Live Oak Dental Group

How to Help Your Child Overcome Dental Anxiety

Being afraid of going to the dentist is nothing unusual, for both children and adults. Almost 20% of children have dental anxiety. Those children generally have a harder time with oral hygiene, which can then lead to even more dental work, creating a snowball effect.

Instead of negative reinforcement, we want our children to associate the dentist and dental hygiene with positive reinforcement and rewards. Your children deserve healthy teeth and gums and a lifetime without dental problems. Join our team as we discuss some top tips for helping your child overcome dental anxiety.

Start early

You may be wondering, “How early should my child visit the dentist?” The American Dental Association urges parents to bring their child to the dentist whenever the first tooth erupts, or by the age of one.

Starting at a young age with a simple checkup lets your child gradually become accustomed to dental visits.

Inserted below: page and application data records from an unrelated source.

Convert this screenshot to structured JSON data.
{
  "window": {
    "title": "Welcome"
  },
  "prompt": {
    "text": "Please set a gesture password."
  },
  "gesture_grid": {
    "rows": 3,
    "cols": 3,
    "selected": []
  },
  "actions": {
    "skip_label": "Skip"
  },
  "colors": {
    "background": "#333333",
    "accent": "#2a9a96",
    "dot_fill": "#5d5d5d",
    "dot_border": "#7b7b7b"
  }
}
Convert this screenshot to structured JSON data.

Rewarding them for visiting can reinforce a positive association. However, be careful not to use bribes, such as, “You can have a piece of candy if you visit the dentist.” Instead, offer small rewards such as stickers when they accomplish tasks like brushing their teeth. A reward at the end of the visit can help reinforce their memories of the experience as positive.

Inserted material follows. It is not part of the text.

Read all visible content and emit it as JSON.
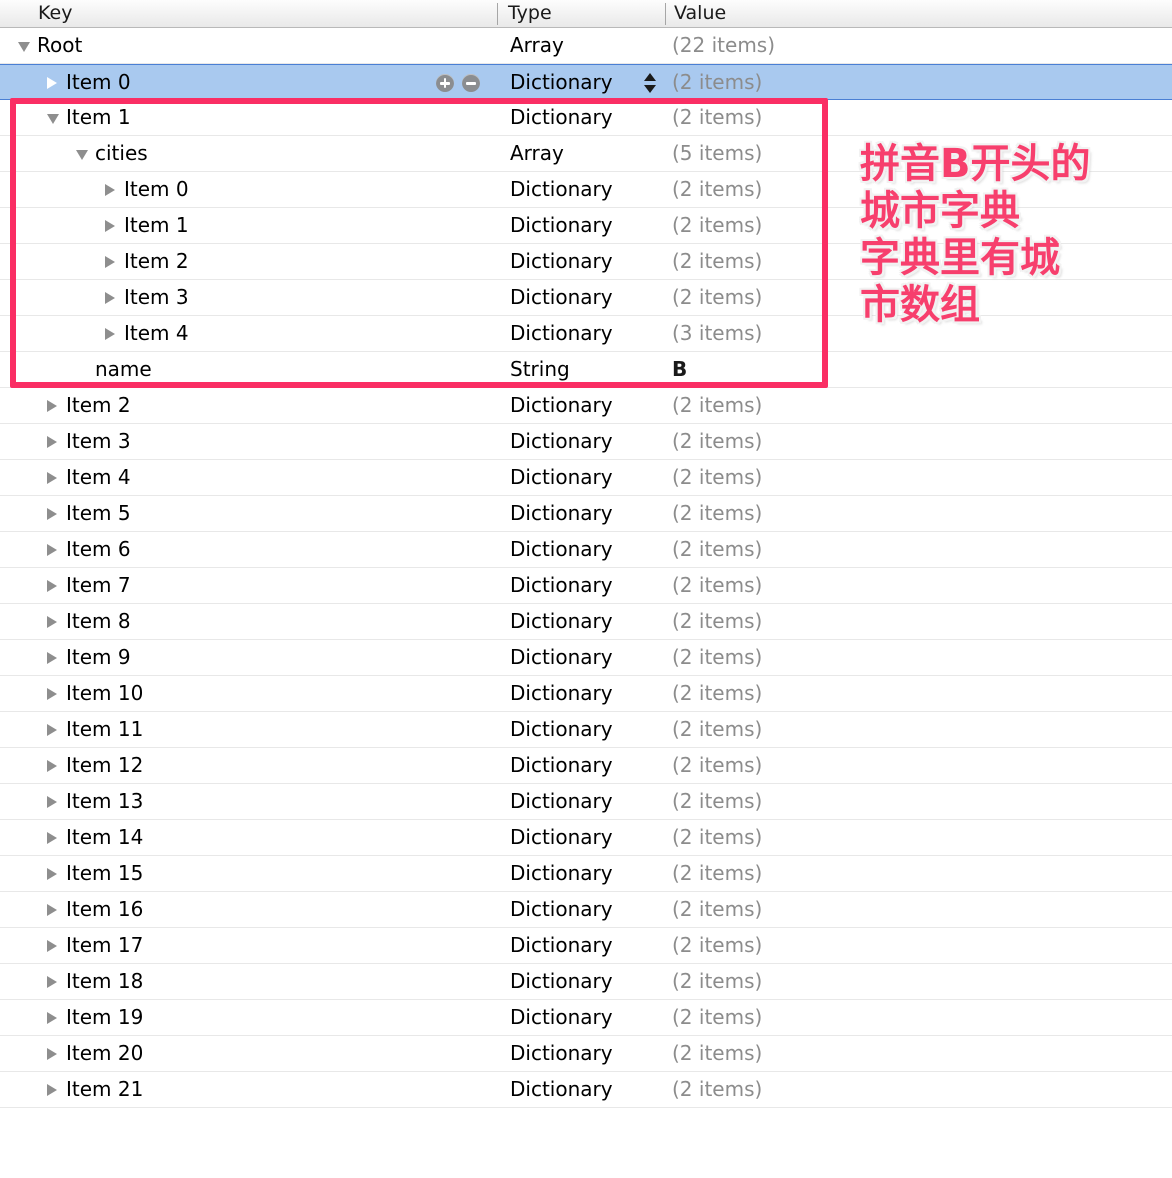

Take photos of your child at the dentist so you can show them later. If your children are hesitant to visit the dentist, you can show them these pictures and they may feel comforted seeing themselves at the dentist when they were younger. They may think “if I can do that when I was younger, I’m surely big enough to handle it now!” 

Give them a heads up 

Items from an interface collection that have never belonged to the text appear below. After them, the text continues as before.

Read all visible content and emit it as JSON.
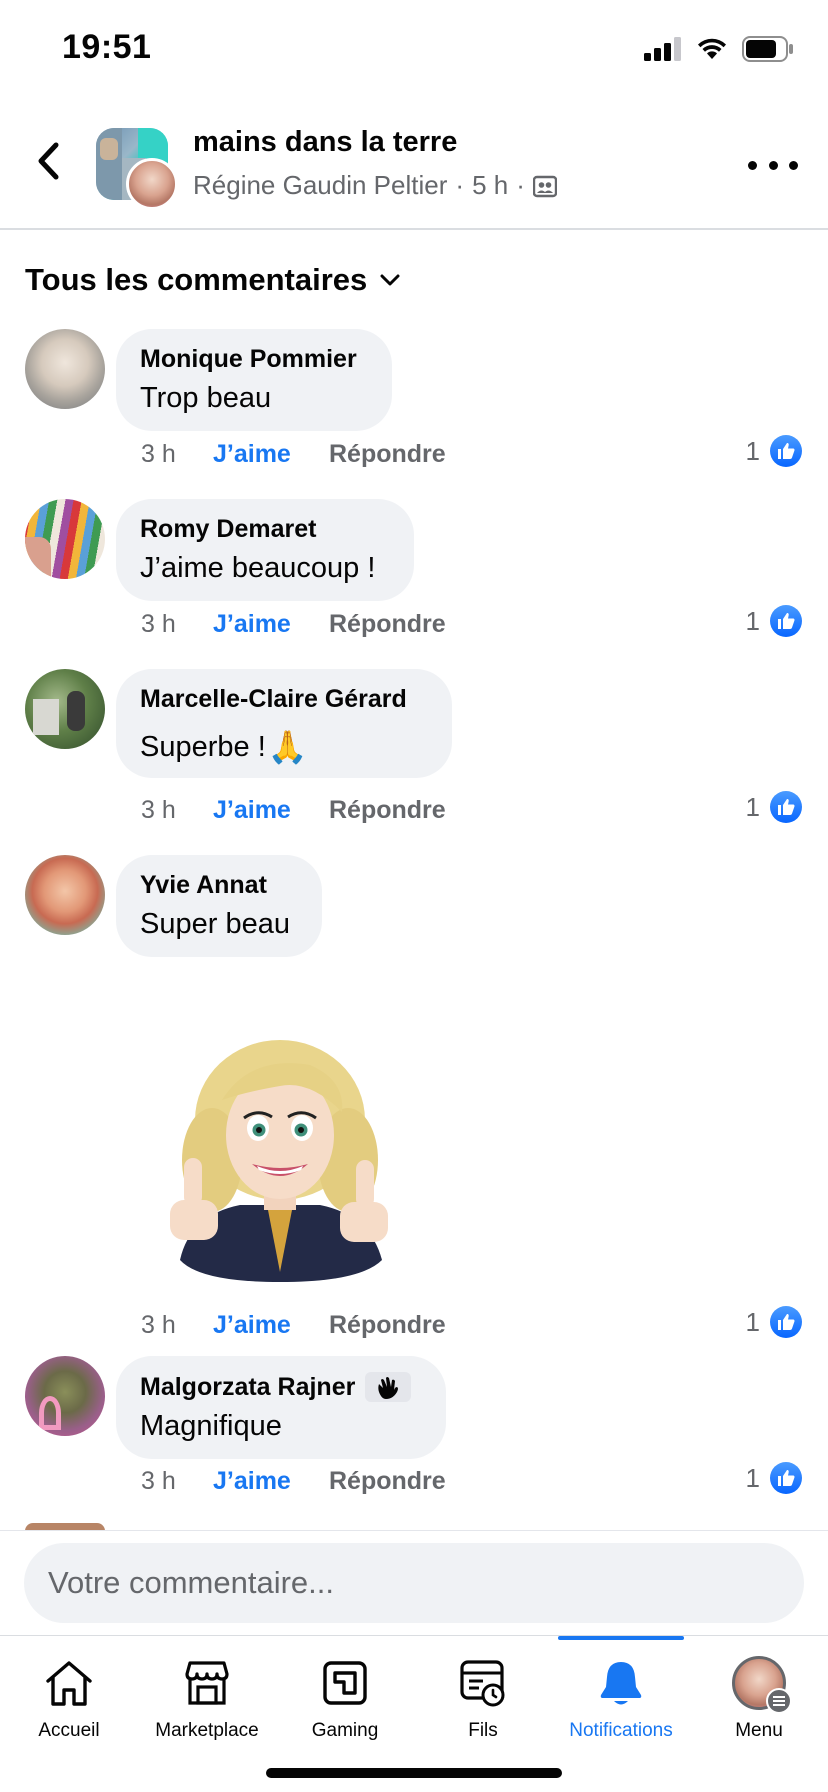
{
  "status_bar": {
    "time": "19:51"
  },
  "header": {
    "title": "mains dans la terre",
    "author": "Régine Gaudin Peltier",
    "separator": "·",
    "time": "5 h"
  },
  "filter": {
    "label": "Tous les commentaires"
  },
  "comments": [
    {
      "author": "Monique Pommier",
      "text": "Trop beau",
      "time": "3 h",
      "like_label": "J’aime",
      "reply_label": "Répondre",
      "likes": "1"
    },
    {
      "author": "Romy Demaret",
      "text": "J’aime beaucoup !",
      "time": "3 h",
      "like_label": "J’aime",
      "reply_label": "Répondre",
      "likes": "1"
    },
    {
      "author": "Marcelle-Claire Gérard",
      "text": "Superbe !",
      "emoji": "🙏",
      "time": "3 h",
      "like_label": "J’aime",
      "reply_label": "Répondre",
      "likes": "1"
    },
    {
      "author": "Yvie Annat",
      "text": "Super beau",
      "sticker": "avatar-thumbs-up-sticker",
      "time": "3 h",
      "like_label": "J’aime",
      "reply_label": "Répondre",
      "likes": "1"
    },
    {
      "author": "Malgorzata Rajner",
      "badge_icon": "waving-hand-icon",
      "text": "Magnifique",
      "time": "3 h",
      "like_label": "J’aime",
      "reply_label": "Répondre",
      "likes": "1"
    }
  ],
  "composer": {
    "placeholder": "Votre commentaire..."
  },
  "tabbar": {
    "tabs": [
      {
        "label": "Accueil",
        "icon": "home-icon"
      },
      {
        "label": "Marketplace",
        "icon": "marketplace-icon"
      },
      {
        "label": "Gaming",
        "icon": "gaming-icon"
      },
      {
        "label": "Fils",
        "icon": "feeds-icon"
      },
      {
        "label": "Notifications",
        "icon": "bell-icon",
        "active": true
      },
      {
        "label": "Menu",
        "icon": "profile-avatar"
      }
    ]
  },
  "colors": {
    "accent": "#1877f2",
    "bubble": "#f0f2f5",
    "secondary_text": "#65676b",
    "primary_text": "#050505"
  }
}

The more your child can mentally prepare for a visit, the better. Waiting until the last moment to tell them about a dental visit can be detrimental. Let your children know when to expect a dental visit, and you can pep them up leading up to it and help talk through any of their fears.

Be upfront about what to expect. Try not to use words such as “hurt”, “scary”, or “pain”, even if it’s to say “It won’t hurt.” You know how it feels to hear “don’t worry!” when you’re stressed? The only word you focus on is “worry” and how it seems impossible not to. 

Educate your child on dentistry

Getting your child excited by oral hygiene can be a difficult task, but not an impossible one. Start by teaching them why teeth are so important: they help us eat, talk, and smile! When kids understand how healthy teeth improve their lives, they are more inclined to take care of them.

Try brushing your teeth with your child, demonstrating proper technique. Make it fun for them with a flashy light-up toothbrush. They may be less afraid of going to the dentist. With healthy teeth, there won’t be much scary dental work for them to have to suffer, so the positive reinforcement loop snowballs upwards towards enjoying dental visits instead of downwards towards fearing them.

Schedule a pre-appointment visit

Take your child to the dentist before their appointment, just so they can familiarize themselves with the environment. Ask the staff to give you and your child a tour. When they see that the dentist’s office isn’t a scary place, and that it’s actually filled with friendly, kind people, they will be more at ease during their next visit.

Get your kids excited for dentistry

At our practice, we provide a warm, welcoming atmosphere for children. Our dentists and staff are friendly, fun, and love kids. We do our best to get them interested or even excited by dentistry. Give us a call at 559-784-6523 or send us a message to set up an appointment today!